- [ABOUT THIS EXERCISE]:
Reproduce all of the entries character for character, while leaving out any pictures they contain.

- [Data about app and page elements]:
━━━━━━

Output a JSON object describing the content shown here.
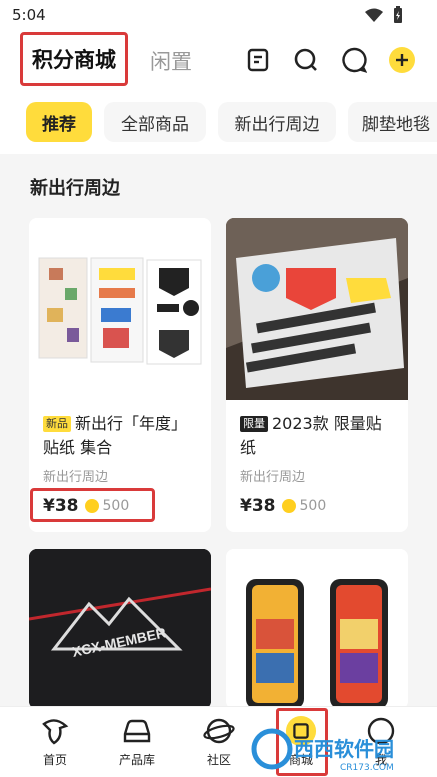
{
  "status": {
    "time": "5:04"
  },
  "header": {
    "tabs": [
      "积分商城",
      "闲置"
    ],
    "icons": [
      "list-icon",
      "search-icon",
      "chat-icon",
      "add-icon"
    ]
  },
  "chips": [
    "推荐",
    "全部商品",
    "新出行周边",
    "脚垫地毯"
  ],
  "section": {
    "title": "新出行周边"
  },
  "products": [
    {
      "tag": "新品",
      "title": "新出行「年度」贴纸 集合",
      "category": "新出行周边",
      "price": "¥38",
      "points": "500"
    },
    {
      "tag": "限量",
      "title": "2023款 限量贴纸",
      "category": "新出行周边",
      "price": "¥38",
      "points": "500"
    }
  ],
  "product_images": {
    "card3_text": "XCX-MEMBER"
  },
  "nav": [
    {
      "label": "首页",
      "icon": "home-icon"
    },
    {
      "label": "产品库",
      "icon": "car-icon"
    },
    {
      "label": "社区",
      "icon": "planet-icon"
    },
    {
      "label": "商城",
      "icon": "shop-icon"
    },
    {
      "label": "我",
      "icon": "profile-icon"
    }
  ],
  "watermark": {
    "text": "西西软件园",
    "sub": "CR173.COM"
  },
  "colors": {
    "accent": "#ffdc3c",
    "highlight": "#d93a3a"
  }
}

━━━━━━

- [TASK SOLUTION]:
Output a JSON object describing the content shown here.
{
  "status": {
    "time": "5:04"
  },
  "header": {
    "tabs": [
      "积分商城",
      "闲置"
    ],
    "icons": [
      "list-icon",
      "search-icon",
      "chat-icon",
      "add-icon"
    ]
  },
  "chips": [
    "推荐",
    "全部商品",
    "新出行周边",
    "脚垫地毯"
  ],
  "section": {
    "title": "新出行周边"
  },
  "products": [
    {
      "tag": "新品",
      "title": "新出行「年度」贴纸 集合",
      "category": "新出行周边",
      "price": "¥38",
      "points": "500"
    },
    {
      "tag": "限量",
      "title": "2023款 限量贴纸",
      "category": "新出行周边",
      "price": "¥38",
      "points": "500"
    }
  ],
  "product_images": {
    "card3_text": "XCX-MEMBER"
  },
  "nav": [
    {
      "label": "首页",
      "icon": "home-icon"
    },
    {
      "label": "产品库",
      "icon": "car-icon"
    },
    {
      "label": "社区",
      "icon": "planet-icon"
    },
    {
      "label": "商城",
      "icon": "shop-icon"
    },
    {
      "label": "我",
      "icon": "profile-icon"
    }
  ],
  "watermark": {
    "text": "西西软件园",
    "sub": "CR173.COM"
  },
  "colors": {
    "accent": "#ffdc3c",
    "highlight": "#d93a3a"
  }
}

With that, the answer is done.